Film festival submissions sometimes require production notes, pithy essays that chatter on about what a film is all about, where it came from, who did what, how and why it came to be. Below is my attempt, in 250 words, to fill that space on the application form:

"You've got no excuse," a filmmaker friend said to me over cocktails in a fancy hotel on Sunset Boulevard. "Go out, spend a couple of grand, get a camera, Final Cut and start making movies again."

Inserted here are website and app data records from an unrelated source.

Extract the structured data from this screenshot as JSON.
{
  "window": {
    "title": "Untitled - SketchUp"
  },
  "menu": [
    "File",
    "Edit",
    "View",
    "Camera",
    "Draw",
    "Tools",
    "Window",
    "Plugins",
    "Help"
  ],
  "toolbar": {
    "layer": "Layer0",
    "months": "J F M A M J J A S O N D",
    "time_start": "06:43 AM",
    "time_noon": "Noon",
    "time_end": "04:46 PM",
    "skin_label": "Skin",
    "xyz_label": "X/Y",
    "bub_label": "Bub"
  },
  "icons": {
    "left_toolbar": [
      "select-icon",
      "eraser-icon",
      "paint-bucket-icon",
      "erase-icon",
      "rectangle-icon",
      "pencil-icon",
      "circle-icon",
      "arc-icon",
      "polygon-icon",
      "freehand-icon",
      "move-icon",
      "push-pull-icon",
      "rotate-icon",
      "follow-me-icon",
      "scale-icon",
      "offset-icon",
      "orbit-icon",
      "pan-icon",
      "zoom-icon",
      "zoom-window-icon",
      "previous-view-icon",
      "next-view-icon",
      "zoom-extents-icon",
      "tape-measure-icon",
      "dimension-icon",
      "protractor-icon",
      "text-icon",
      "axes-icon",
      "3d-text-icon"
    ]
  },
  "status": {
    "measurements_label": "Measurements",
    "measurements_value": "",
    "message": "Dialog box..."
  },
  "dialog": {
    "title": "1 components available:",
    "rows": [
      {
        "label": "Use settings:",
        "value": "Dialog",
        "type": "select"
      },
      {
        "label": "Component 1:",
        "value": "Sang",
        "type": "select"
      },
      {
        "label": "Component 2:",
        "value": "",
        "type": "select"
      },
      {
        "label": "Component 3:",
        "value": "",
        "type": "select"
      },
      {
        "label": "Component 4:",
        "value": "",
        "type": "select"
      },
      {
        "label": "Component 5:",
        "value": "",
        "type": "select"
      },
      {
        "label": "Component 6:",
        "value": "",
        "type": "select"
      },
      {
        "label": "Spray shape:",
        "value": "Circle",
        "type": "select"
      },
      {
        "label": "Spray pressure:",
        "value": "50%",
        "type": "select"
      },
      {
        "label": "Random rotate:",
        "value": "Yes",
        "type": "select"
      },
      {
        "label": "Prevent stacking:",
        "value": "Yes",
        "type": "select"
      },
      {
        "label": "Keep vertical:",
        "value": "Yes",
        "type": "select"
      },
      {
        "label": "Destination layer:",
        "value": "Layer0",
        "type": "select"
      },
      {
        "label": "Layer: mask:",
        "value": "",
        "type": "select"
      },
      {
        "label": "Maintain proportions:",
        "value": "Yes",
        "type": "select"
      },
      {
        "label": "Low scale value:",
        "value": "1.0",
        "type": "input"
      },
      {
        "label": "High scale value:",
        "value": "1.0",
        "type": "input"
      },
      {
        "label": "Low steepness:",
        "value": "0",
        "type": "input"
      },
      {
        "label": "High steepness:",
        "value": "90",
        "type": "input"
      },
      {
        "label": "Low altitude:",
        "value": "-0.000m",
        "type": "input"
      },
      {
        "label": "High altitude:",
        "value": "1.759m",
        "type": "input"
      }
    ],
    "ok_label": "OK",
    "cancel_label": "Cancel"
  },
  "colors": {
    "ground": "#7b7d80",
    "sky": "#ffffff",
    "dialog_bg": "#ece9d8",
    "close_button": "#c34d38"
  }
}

My friend was right, and it wasn't just the Martinis talking. Empowered by a computer upgrade, DV camera and discount eBay software, Flashfilms was born. 40 documentary shorts later, a short story took root combining frustrations of modern urban living, insomnia and migraine headaches into a 12-minute story in the style of the old classic TV shows The Outer Limits and The Twilight Zone.

The result was The Glitch, a digital short movie about Harry Owen (Scott Charles), a man who experiences a strange anomaly in his daily insomniac workaholic routine. To explain any more would spoil any attempt at walking in the shadows of the great genre writers Joseph Stefano, Richard Matheson, Rod Serling and their contemporaries who tapped the zeitgeist of the technological age with gothic tales of technology and morality gone awry – with a sting in the tale.

Many talented people made The Glitch a reality. Kudos must go to fearless leading man Scott Charles, who brought to life the many facets of poor Harry Owen; director of photography Tom Gleason, who made so much possible in high definition; composer Laurent Watteau, who channeled the ghosts of Herrmann, Goldsmith and more; and visual effects guru Alex Frisch and the team at Method, who put the glitch in The Glitch.


Japanese Glitch poster

by Richard Nye / L. Watteau